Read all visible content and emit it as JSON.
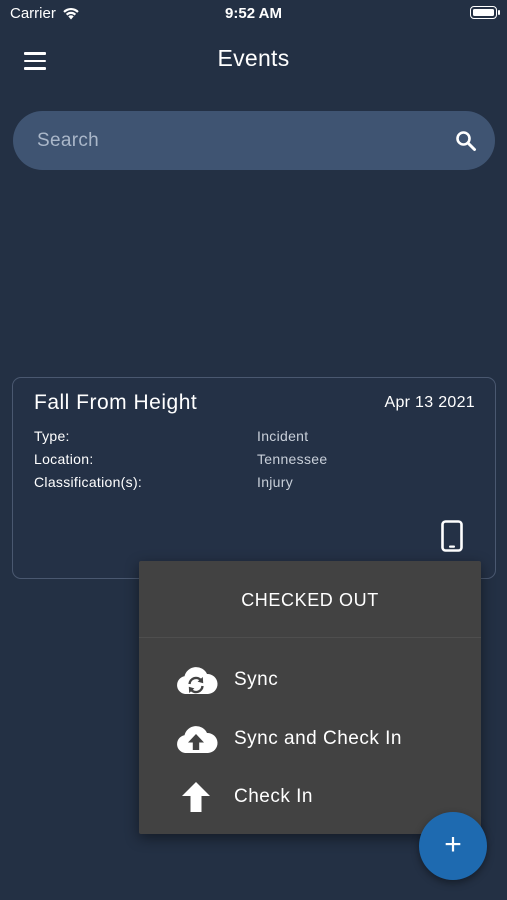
{
  "status_bar": {
    "carrier": "Carrier",
    "time": "9:52 AM"
  },
  "header": {
    "title": "Events",
    "menu_icon": "hamburger-menu-icon"
  },
  "search": {
    "placeholder": "Search",
    "icon": "search-icon"
  },
  "event": {
    "title": "Fall From Height",
    "date": "Apr 13 2021",
    "fields": [
      {
        "label": "Type:",
        "value": "Incident"
      },
      {
        "label": "Location:",
        "value": "Tennessee"
      },
      {
        "label": "Classification(s):",
        "value": "Injury"
      }
    ],
    "status_icon": "mobile-device-icon"
  },
  "popup": {
    "header": "CHECKED OUT",
    "items": [
      {
        "label": "Sync",
        "icon": "cloud-sync-icon"
      },
      {
        "label": "Sync and Check In",
        "icon": "cloud-upload-icon"
      },
      {
        "label": "Check In",
        "icon": "arrow-up-icon"
      }
    ]
  },
  "fab": {
    "symbol": "+",
    "icon": "plus-icon"
  },
  "colors": {
    "background": "#233044",
    "search_bar": "#3f5472",
    "card_border": "#4a5870",
    "popup": "#424242",
    "fab": "#1e6ab0"
  }
}
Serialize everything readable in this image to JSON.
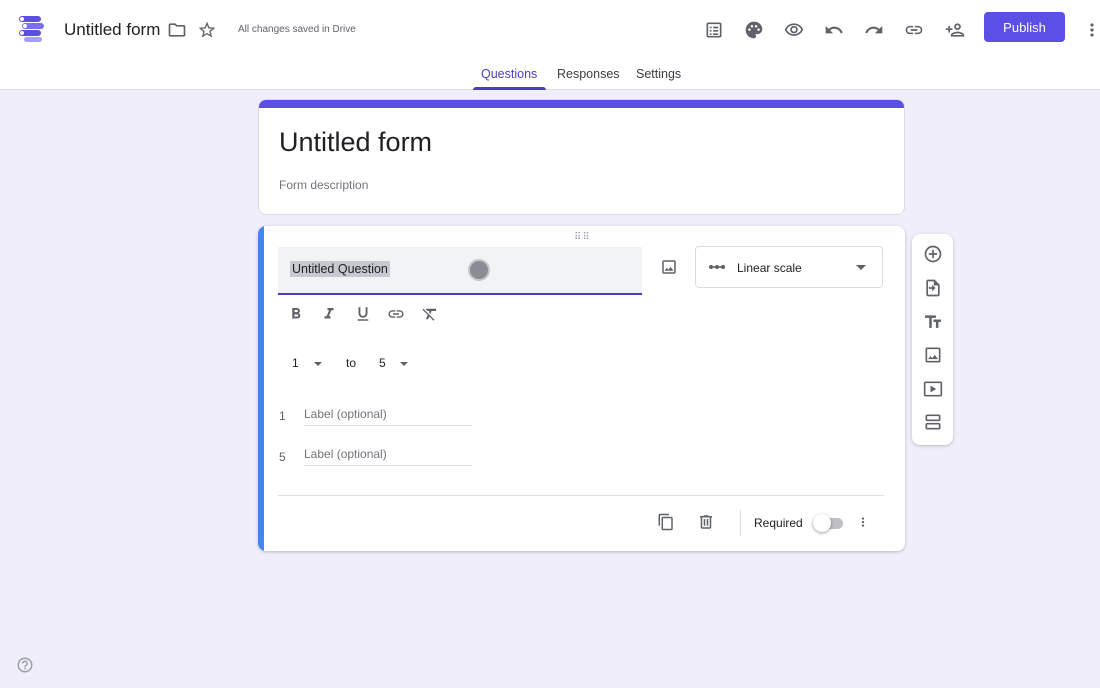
{
  "header": {
    "form_name": "Untitled form",
    "saved_status": "All changes saved in Drive",
    "publish_label": "Publish",
    "accent_color": "#5b4fe6",
    "icons": [
      "folder-icon",
      "star-icon",
      "customize-icon",
      "palette-icon",
      "preview-icon",
      "undo-icon",
      "redo-icon",
      "link-icon",
      "add-collaborator-icon",
      "more-vert-icon"
    ]
  },
  "tabs": [
    {
      "label": "Questions",
      "active": true
    },
    {
      "label": "Responses",
      "active": false
    },
    {
      "label": "Settings",
      "active": false
    }
  ],
  "title_card": {
    "title": "Untitled form",
    "description_placeholder": "Form description"
  },
  "question": {
    "text": "Untitled Question",
    "type": "Linear scale",
    "scale_min": "1",
    "scale_to": "to",
    "scale_max": "5",
    "low_label_num": "1",
    "low_label_placeholder": "Label (optional)",
    "high_label_num": "5",
    "high_label_placeholder": "Label (optional)",
    "required_label": "Required",
    "required": false
  },
  "side_toolbar": [
    "add-question-icon",
    "import-questions-icon",
    "add-title-icon",
    "add-image-icon",
    "add-video-icon",
    "add-section-icon"
  ]
}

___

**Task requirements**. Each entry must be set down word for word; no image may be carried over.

**Exercise response**.
Read all visible content and emit it as JSON.
{
  "status_bar": {
    "carrier": "Carrier",
    "time": "9:52 AM"
  },
  "header": {
    "title": "Events",
    "menu_icon": "hamburger-menu-icon"
  },
  "search": {
    "placeholder": "Search",
    "icon": "search-icon"
  },
  "event": {
    "title": "Fall From Height",
    "date": "Apr 13 2021",
    "fields": [
      {
        "label": "Type:",
        "value": "Incident"
      },
      {
        "label": "Location:",
        "value": "Tennessee"
      },
      {
        "label": "Classification(s):",
        "value": "Injury"
      }
    ],
    "status_icon": "mobile-device-icon"
  },
  "popup": {
    "header": "CHECKED OUT",
    "items": [
      {
        "label": "Sync",
        "icon": "cloud-sync-icon"
      },
      {
        "label": "Sync and Check In",
        "icon": "cloud-upload-icon"
      },
      {
        "label": "Check In",
        "icon": "arrow-up-icon"
      }
    ]
  },
  "fab": {
    "symbol": "+",
    "icon": "plus-icon"
  },
  "colors": {
    "background": "#233044",
    "search_bar": "#3f5472",
    "card_border": "#4a5870",
    "popup": "#424242",
    "fab": "#1e6ab0"
  }
}
Serialize everything readable in this image to JSON.
{
  "header": {
    "form_name": "Untitled form",
    "saved_status": "All changes saved in Drive",
    "publish_label": "Publish",
    "accent_color": "#5b4fe6",
    "icons": [
      "folder-icon",
      "star-icon",
      "customize-icon",
      "palette-icon",
      "preview-icon",
      "undo-icon",
      "redo-icon",
      "link-icon",
      "add-collaborator-icon",
      "more-vert-icon"
    ]
  },
  "tabs": [
    {
      "label": "Questions",
      "active": true
    },
    {
      "label": "Responses",
      "active": false
    },
    {
      "label": "Settings",
      "active": false
    }
  ],
  "title_card": {
    "title": "Untitled form",
    "description_placeholder": "Form description"
  },
  "question": {
    "text": "Untitled Question",
    "type": "Linear scale",
    "scale_min": "1",
    "scale_to": "to",
    "scale_max": "5",
    "low_label_num": "1",
    "low_label_placeholder": "Label (optional)",
    "high_label_num": "5",
    "high_label_placeholder": "Label (optional)",
    "required_label": "Required",
    "required": false
  },
  "side_toolbar": [
    "add-question-icon",
    "import-questions-icon",
    "add-title-icon",
    "add-image-icon",
    "add-video-icon",
    "add-section-icon"
  ]
}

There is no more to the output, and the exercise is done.